TASK DESCRIPTION -
Look through the entries below. Say how many lines include "JSON", with nothing added.

Web page and app entries -
┏━━
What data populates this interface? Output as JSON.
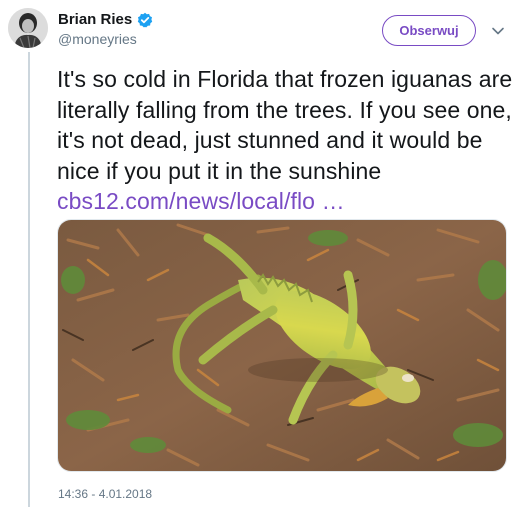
{
  "author": {
    "name": "Brian Ries",
    "handle": "@moneyries",
    "verified": true,
    "avatar_icon": "avatar-photo"
  },
  "follow_button": {
    "label": "Obserwuj"
  },
  "menu_icon": "chevron-down-icon",
  "tweet": {
    "text": "It's so cold in Florida that frozen iguanas are literally falling from the trees. If you see one, it's not dead, just stunned and it would be nice if you put it in the sunshine ",
    "link": "cbs12.com/news/local/flo …"
  },
  "media": {
    "description_icon": "iguana-photo"
  },
  "timestamp": "14:36 - 4.01.2018",
  "colors": {
    "accent": "#794bc4",
    "verified": "#1da1f2",
    "muted": "#657786"
  }
}
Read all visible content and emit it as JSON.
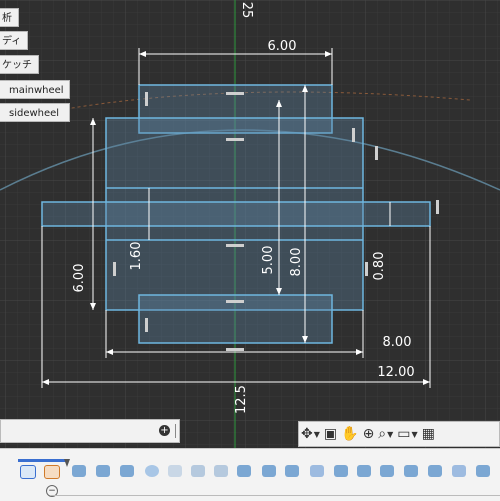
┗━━
RESPONSE BELOW -
2